The number of electrons revolving around the nucleus of an atom is equal to its atomic number. An atom of oxygen, for instance, which has an atomic number of 8, has eight electrons in orbit around the nucleus in a manner similar to the planets revolving around the sun in our solar system.

Electrons greatly influence the behavior of an atom toward other atoms. The combination of various elements to form compounds is brought about by the losing or gaining of electrons; the process is sometimes called “sharing” of electrons. For example, the combination of the elements sodium and chlorine produce the compound sodium chloride (table salt). This is accomplished by the transfer of one electron from the outer electron shell of the sodium atom to the outer electron shell of the chlorine atom. This combining of elements by the loss or gain of electrons is called electrovalence.
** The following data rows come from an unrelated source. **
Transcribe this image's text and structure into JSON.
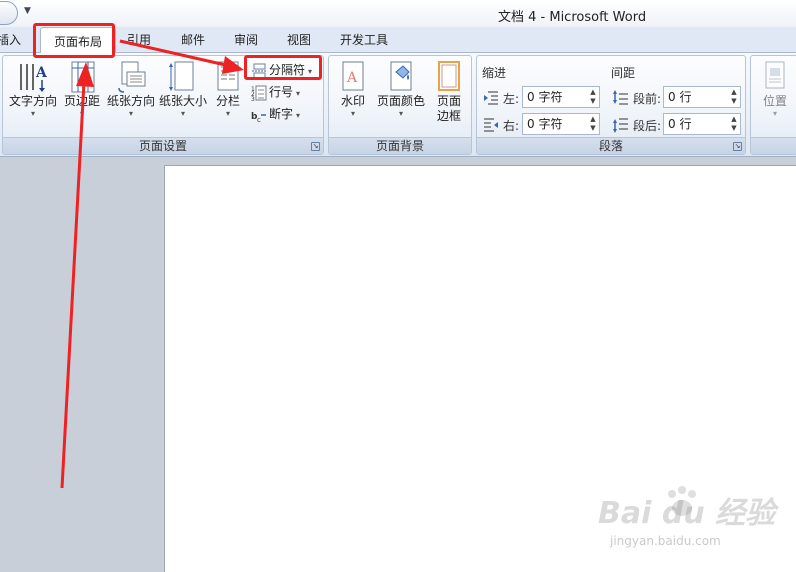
{
  "window": {
    "title": "文档 4 - Microsoft Word"
  },
  "tabs": [
    {
      "label": "插入"
    },
    {
      "label": "页面布局",
      "active": true
    },
    {
      "label": "引用"
    },
    {
      "label": "邮件"
    },
    {
      "label": "审阅"
    },
    {
      "label": "视图"
    },
    {
      "label": "开发工具"
    }
  ],
  "groups": {
    "page_setup": {
      "label": "页面设置",
      "text_direction": "文字方向",
      "margins": "页边距",
      "orientation": "纸张方向",
      "size": "纸张大小",
      "columns": "分栏",
      "breaks": "分隔符",
      "line_numbers": "行号",
      "hyphenation": "断字"
    },
    "page_background": {
      "label": "页面背景",
      "watermark": "水印",
      "page_color": "页面颜色",
      "page_borders_line1": "页面",
      "page_borders_line2": "边框"
    },
    "paragraph": {
      "label": "段落",
      "indent_title": "缩进",
      "indent_left_label": "左:",
      "indent_left_value": "0 字符",
      "indent_right_label": "右:",
      "indent_right_value": "0 字符",
      "spacing_title": "间距",
      "spacing_before_label": "段前:",
      "spacing_before_value": "0 行",
      "spacing_after_label": "段后:",
      "spacing_after_value": "0 行"
    },
    "arrange": {
      "position": "位置"
    }
  },
  "watermark": {
    "brand": "Bai du 经验",
    "url": "jingyan.baidu.com"
  },
  "colors": {
    "highlight": "#ee2222",
    "ribbon": "#eaf0f8",
    "doc_background": "#c9cfd8"
  }
}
e·lec·tron (β-),

(ē-lek'tron),
One of the negatively charged subatomic particles that orbit the positive nucleus, in one of several energy levels called shells; in mass they are estimated to be 1/1836.15 of a proton; when emitted from inside the nucleus of a radioactive substance, electrons are called β particles. A nucleus and its electrons constitute an atom.
See also: shell.
[electro- + -on]

e·lec·tron

(β-) (ĕ-lek'tron)
One of the negatively charged subatomic particles that are distributed about the positive nucleus and with it constitute the atom; in mass they are estimated to be 1/1836.15 of a proton; when emitted from inside the nucleus of a radioactive substance, electrons are called beta particles.
[electro- + -on]

Electron

One of the small particles that make up an atom. An electron has the same mass and amount of charge as a positron, but the electron has a negative charge.

e·lec·tron

(ĕ-lek'tron)
Negatively charged subatomic particles that orbit the positive nucleus, in one of several energy levels called shells. A nucleus and its electrons constitute an atom.
[electro- + -on]
References in periodicals archive ?
We have seen that these considerations reinforce the underlying physical building blocks of quantum mechanics: the superposition principle, Heisenberg's uncertainty principle and wave-particle duality which is the most important of these.
In its treatment of light as both enlightenment and illusion, Nostromo looks ahead of its time to the wave-particle duality of light.
Such fields distort the wave-particle duality of economic quanta, warp the flow of informational quanta (ideas, data), steer patterns of innovation, trap (to some extent) the flows of investment capital, mutually interact in complex ways (e.g.
These features are embodied in what is called the "Heisenberg Uncertainty Principle." This principle, along with wave-particle duality and superposition of states, is crucial to our discussion of quantum computation and communication.
This will not only deliver us from the perennial wave-particle duality, but will open up possibilities to understand the nature in a much broader way, without limiting ourselves to the pre-conceived notions.
Recent Contributions of Electron Interferometry to Wave-Particle Duality. In Selleri F., ed.
These basic and intriguing tenets of quantum mechanics provided me with a manageable research question: how could I make art that spoke about the wave-particle duality of light; and the idea of the observer being part of and influencing what is observed?
As a result, the classic paradoxes, 'renormalization,' wave-particle duality, and Copenhagen uncertainty, no longer exist.
"To explain the wave-particle duality, we need entanglement and correlation," he says.
Wave-particle duality is further exemplified in Wheeler's delayed-choice Gedanken Experiment (,978b).
Modelling Quantum Physics--working with porcelain, using its translucent nature to embody the ideas of the wave-particle duality of light.
Arbitrary mixed dislocations can be decomposed into a screw component and an edge component, giving rise to wave-particle duality [5].